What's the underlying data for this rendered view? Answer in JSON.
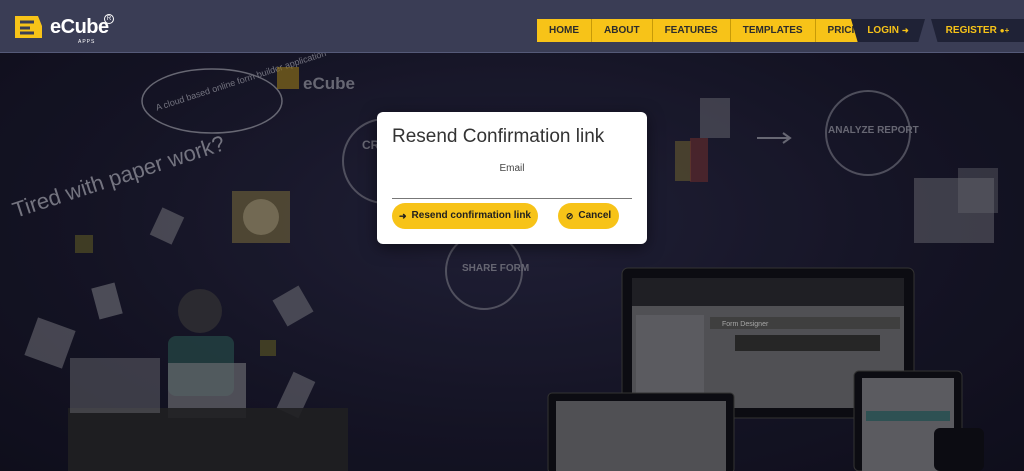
{
  "header": {
    "brand": "eCube",
    "brand_sub": "APPS",
    "nav": [
      "HOME",
      "ABOUT",
      "FEATURES",
      "TEMPLATES",
      "PRICING"
    ],
    "login_label": "LOGIN",
    "register_label": "REGISTER",
    "accent_color": "#f7c318",
    "bar_color": "#3a3d55"
  },
  "hero": {
    "tagline": "A cloud based online form builder application",
    "tired_text": "Tired with paper work?",
    "create_form": "CREATE FORM",
    "share_form": "SHARE FORM",
    "analyze_report": "ANALYZE REPORT",
    "form_designer": "Form Designer",
    "brand_small": "eCube",
    "brand_small_sub": "APPS"
  },
  "modal": {
    "title": "Resend Confirmation link",
    "email_label": "Email",
    "email_value": "",
    "email_placeholder": "",
    "resend_label": "Resend confirmation link",
    "cancel_label": "Cancel"
  }
}
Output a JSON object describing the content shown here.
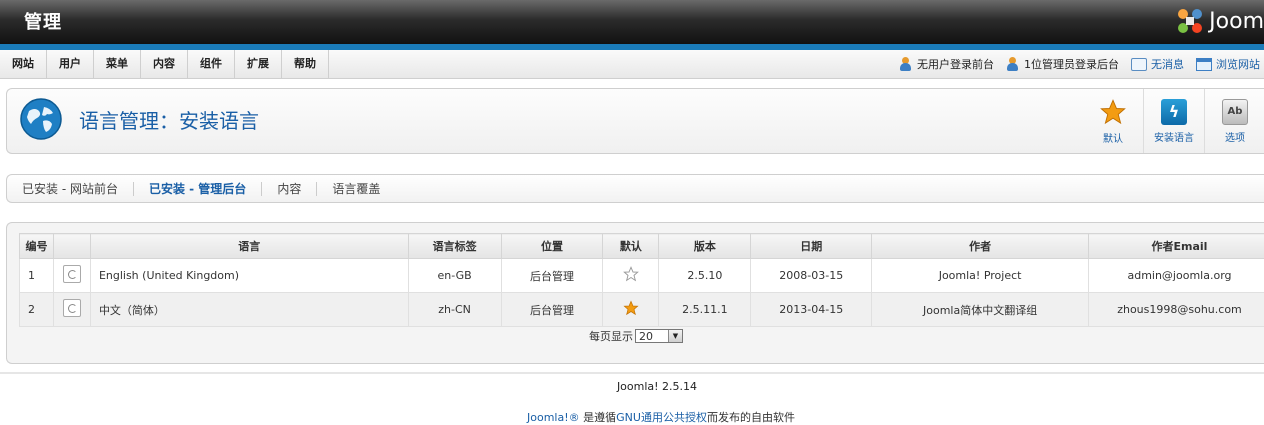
{
  "header": {
    "title": "管理",
    "logo_text": "Joom"
  },
  "menu": [
    "网站",
    "用户",
    "菜单",
    "内容",
    "组件",
    "扩展",
    "帮助"
  ],
  "status": {
    "frontend_users": "无用户登录前台",
    "backend_admins": "1位管理员登录后台",
    "messages": "无消息",
    "view_site": "浏览网站"
  },
  "toolbar": {
    "title": "语言管理：安装语言",
    "buttons": [
      "默认",
      "安装语言",
      "选项"
    ],
    "options_icon_glyph": "Ab"
  },
  "subnav": {
    "tabs": [
      "已安装 - 网站前台",
      "已安装 - 管理后台",
      "内容",
      "语言覆盖"
    ],
    "active_index": 1
  },
  "table": {
    "headers": [
      "编号",
      "",
      "语言",
      "语言标签",
      "位置",
      "默认",
      "版本",
      "日期",
      "作者",
      "作者Email"
    ],
    "rows": [
      {
        "num": "1",
        "language": "English (United Kingdom)",
        "tag": "en-GB",
        "location": "后台管理",
        "default": false,
        "version": "2.5.10",
        "date": "2008-03-15",
        "author": "Joomla! Project",
        "email": "admin@joomla.org"
      },
      {
        "num": "2",
        "language": "中文（简体）",
        "tag": "zh-CN",
        "location": "后台管理",
        "default": true,
        "version": "2.5.11.1",
        "date": "2013-04-15",
        "author": "Joomla简体中文翻译组",
        "email": "zhous1998@sohu.com"
      }
    ]
  },
  "pagination": {
    "label": "每页显示",
    "value": "20"
  },
  "footer": {
    "version": "Joomla! 2.5.14",
    "license_brand": "Joomla!®",
    "license_pre": " 是遵循",
    "license_link": "GNU通用公共授权",
    "license_post": "而发布的自由软件"
  },
  "colors": {
    "accent_blue": "#1a7bb9",
    "link": "#1a5fa6",
    "star": "#f39c12"
  }
}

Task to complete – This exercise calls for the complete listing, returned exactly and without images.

Exercise response –
What's the underlying data for this rendered view? Answer in JSON.
{
  "header": {
    "brand": "eCube",
    "brand_sub": "APPS",
    "nav": [
      "HOME",
      "ABOUT",
      "FEATURES",
      "TEMPLATES",
      "PRICING"
    ],
    "login_label": "LOGIN",
    "register_label": "REGISTER",
    "accent_color": "#f7c318",
    "bar_color": "#3a3d55"
  },
  "hero": {
    "tagline": "A cloud based online form builder application",
    "tired_text": "Tired with paper work?",
    "create_form": "CREATE FORM",
    "share_form": "SHARE FORM",
    "analyze_report": "ANALYZE REPORT",
    "form_designer": "Form Designer",
    "brand_small": "eCube",
    "brand_small_sub": "APPS"
  },
  "modal": {
    "title": "Resend Confirmation link",
    "email_label": "Email",
    "email_value": "",
    "email_placeholder": "",
    "resend_label": "Resend confirmation link",
    "cancel_label": "Cancel"
  }
}
Output a JSON object describing the content shown here.
{
  "header": {
    "title": "管理",
    "logo_text": "Joom"
  },
  "menu": [
    "网站",
    "用户",
    "菜单",
    "内容",
    "组件",
    "扩展",
    "帮助"
  ],
  "status": {
    "frontend_users": "无用户登录前台",
    "backend_admins": "1位管理员登录后台",
    "messages": "无消息",
    "view_site": "浏览网站"
  },
  "toolbar": {
    "title": "语言管理：安装语言",
    "buttons": [
      "默认",
      "安装语言",
      "选项"
    ],
    "options_icon_glyph": "Ab"
  },
  "subnav": {
    "tabs": [
      "已安装 - 网站前台",
      "已安装 - 管理后台",
      "内容",
      "语言覆盖"
    ],
    "active_index": 1
  },
  "table": {
    "headers": [
      "编号",
      "",
      "语言",
      "语言标签",
      "位置",
      "默认",
      "版本",
      "日期",
      "作者",
      "作者Email"
    ],
    "rows": [
      {
        "num": "1",
        "language": "English (United Kingdom)",
        "tag": "en-GB",
        "location": "后台管理",
        "default": false,
        "version": "2.5.10",
        "date": "2008-03-15",
        "author": "Joomla! Project",
        "email": "admin@joomla.org"
      },
      {
        "num": "2",
        "language": "中文（简体）",
        "tag": "zh-CN",
        "location": "后台管理",
        "default": true,
        "version": "2.5.11.1",
        "date": "2013-04-15",
        "author": "Joomla简体中文翻译组",
        "email": "zhous1998@sohu.com"
      }
    ]
  },
  "pagination": {
    "label": "每页显示",
    "value": "20"
  },
  "footer": {
    "version": "Joomla! 2.5.14",
    "license_brand": "Joomla!®",
    "license_pre": " 是遵循",
    "license_link": "GNU通用公共授权",
    "license_post": "而发布的自由软件"
  },
  "colors": {
    "accent_blue": "#1a7bb9",
    "link": "#1a5fa6",
    "star": "#f39c12"
  }
}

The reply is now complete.